**Data for this task:**

*****

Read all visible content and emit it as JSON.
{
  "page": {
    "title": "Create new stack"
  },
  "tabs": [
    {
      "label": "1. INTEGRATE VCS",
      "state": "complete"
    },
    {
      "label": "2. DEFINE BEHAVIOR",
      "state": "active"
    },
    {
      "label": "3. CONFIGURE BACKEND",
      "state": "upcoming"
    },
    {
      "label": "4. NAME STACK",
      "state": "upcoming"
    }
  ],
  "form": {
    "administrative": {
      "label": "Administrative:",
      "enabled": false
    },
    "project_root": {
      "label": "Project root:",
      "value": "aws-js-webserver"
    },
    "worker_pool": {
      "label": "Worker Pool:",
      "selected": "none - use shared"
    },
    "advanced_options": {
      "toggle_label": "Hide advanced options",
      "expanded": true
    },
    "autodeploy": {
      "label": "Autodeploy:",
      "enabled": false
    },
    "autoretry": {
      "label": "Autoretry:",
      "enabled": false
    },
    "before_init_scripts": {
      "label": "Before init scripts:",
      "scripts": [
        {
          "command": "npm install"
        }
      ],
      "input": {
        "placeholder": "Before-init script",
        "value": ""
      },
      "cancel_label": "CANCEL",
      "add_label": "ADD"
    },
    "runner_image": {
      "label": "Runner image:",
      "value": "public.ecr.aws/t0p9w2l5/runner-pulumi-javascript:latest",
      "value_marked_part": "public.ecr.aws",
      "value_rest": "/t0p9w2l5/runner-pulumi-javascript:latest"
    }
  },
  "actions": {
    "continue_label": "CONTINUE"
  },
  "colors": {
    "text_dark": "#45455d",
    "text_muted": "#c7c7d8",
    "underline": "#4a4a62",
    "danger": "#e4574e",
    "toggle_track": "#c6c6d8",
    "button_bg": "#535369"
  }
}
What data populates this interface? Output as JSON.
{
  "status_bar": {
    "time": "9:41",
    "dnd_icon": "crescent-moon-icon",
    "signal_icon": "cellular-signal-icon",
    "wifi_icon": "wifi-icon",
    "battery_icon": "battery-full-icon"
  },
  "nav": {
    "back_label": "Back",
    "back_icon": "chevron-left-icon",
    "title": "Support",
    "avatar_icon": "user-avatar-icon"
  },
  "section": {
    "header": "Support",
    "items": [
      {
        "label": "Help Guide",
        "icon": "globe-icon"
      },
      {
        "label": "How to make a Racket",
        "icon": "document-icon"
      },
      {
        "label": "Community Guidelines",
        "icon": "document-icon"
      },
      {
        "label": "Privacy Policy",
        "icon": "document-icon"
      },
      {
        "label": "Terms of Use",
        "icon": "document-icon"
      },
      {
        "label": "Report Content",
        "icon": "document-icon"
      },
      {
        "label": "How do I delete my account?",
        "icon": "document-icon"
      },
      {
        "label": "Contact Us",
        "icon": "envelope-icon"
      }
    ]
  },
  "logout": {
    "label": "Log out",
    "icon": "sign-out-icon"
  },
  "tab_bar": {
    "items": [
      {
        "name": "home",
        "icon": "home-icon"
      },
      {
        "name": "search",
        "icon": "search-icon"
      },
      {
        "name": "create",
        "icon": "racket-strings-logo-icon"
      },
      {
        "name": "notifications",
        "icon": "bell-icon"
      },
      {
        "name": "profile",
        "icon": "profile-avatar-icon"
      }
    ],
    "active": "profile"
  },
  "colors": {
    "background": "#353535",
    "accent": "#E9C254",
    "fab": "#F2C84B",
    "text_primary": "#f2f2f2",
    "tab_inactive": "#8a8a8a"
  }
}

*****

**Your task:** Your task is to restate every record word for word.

**Reply:**
Read all visible content and emit it as JSON.
{
  "page": {
    "title": "Create new stack"
  },
  "tabs": [
    {
      "label": "1. INTEGRATE VCS",
      "state": "complete"
    },
    {
      "label": "2. DEFINE BEHAVIOR",
      "state": "active"
    },
    {
      "label": "3. CONFIGURE BACKEND",
      "state": "upcoming"
    },
    {
      "label": "4. NAME STACK",
      "state": "upcoming"
    }
  ],
  "form": {
    "administrative": {
      "label": "Administrative:",
      "enabled": false
    },
    "project_root": {
      "label": "Project root:",
      "value": "aws-js-webserver"
    },
    "worker_pool": {
      "label": "Worker Pool:",
      "selected": "none - use shared"
    },
    "advanced_options": {
      "toggle_label": "Hide advanced options",
      "expanded": true
    },
    "autodeploy": {
      "label": "Autodeploy:",
      "enabled": false
    },
    "autoretry": {
      "label": "Autoretry:",
      "enabled": false
    },
    "before_init_scripts": {
      "label": "Before init scripts:",
      "scripts": [
        {
          "command": "npm install"
        }
      ],
      "input": {
        "placeholder": "Before-init script",
        "value": ""
      },
      "cancel_label": "CANCEL",
      "add_label": "ADD"
    },
    "runner_image": {
      "label": "Runner image:",
      "value": "public.ecr.aws/t0p9w2l5/runner-pulumi-javascript:latest",
      "value_marked_part": "public.ecr.aws",
      "value_rest": "/t0p9w2l5/runner-pulumi-javascript:latest"
    }
  },
  "actions": {
    "continue_label": "CONTINUE"
  },
  "colors": {
    "text_dark": "#45455d",
    "text_muted": "#c7c7d8",
    "underline": "#4a4a62",
    "danger": "#e4574e",
    "toggle_track": "#c6c6d8",
    "button_bg": "#535369"
  }
}
What data populates this interface? Output as JSON.
{
  "status_bar": {
    "time": "9:41",
    "dnd_icon": "crescent-moon-icon",
    "signal_icon": "cellular-signal-icon",
    "wifi_icon": "wifi-icon",
    "battery_icon": "battery-full-icon"
  },
  "nav": {
    "back_label": "Back",
    "back_icon": "chevron-left-icon",
    "title": "Support",
    "avatar_icon": "user-avatar-icon"
  },
  "section": {
    "header": "Support",
    "items": [
      {
        "label": "Help Guide",
        "icon": "globe-icon"
      },
      {
        "label": "How to make a Racket",
        "icon": "document-icon"
      },
      {
        "label": "Community Guidelines",
        "icon": "document-icon"
      },
      {
        "label": "Privacy Policy",
        "icon": "document-icon"
      },
      {
        "label": "Terms of Use",
        "icon": "document-icon"
      },
      {
        "label": "Report Content",
        "icon": "document-icon"
      },
      {
        "label": "How do I delete my account?",
        "icon": "document-icon"
      },
      {
        "label": "Contact Us",
        "icon": "envelope-icon"
      }
    ]
  },
  "logout": {
    "label": "Log out",
    "icon": "sign-out-icon"
  },
  "tab_bar": {
    "items": [
      {
        "name": "home",
        "icon": "home-icon"
      },
      {
        "name": "search",
        "icon": "search-icon"
      },
      {
        "name": "create",
        "icon": "racket-strings-logo-icon"
      },
      {
        "name": "notifications",
        "icon": "bell-icon"
      },
      {
        "name": "profile",
        "icon": "profile-avatar-icon"
      }
    ],
    "active": "profile"
  },
  "colors": {
    "background": "#353535",
    "accent": "#E9C254",
    "fab": "#F2C84B",
    "text_primary": "#f2f2f2",
    "tab_inactive": "#8a8a8a"
  }
}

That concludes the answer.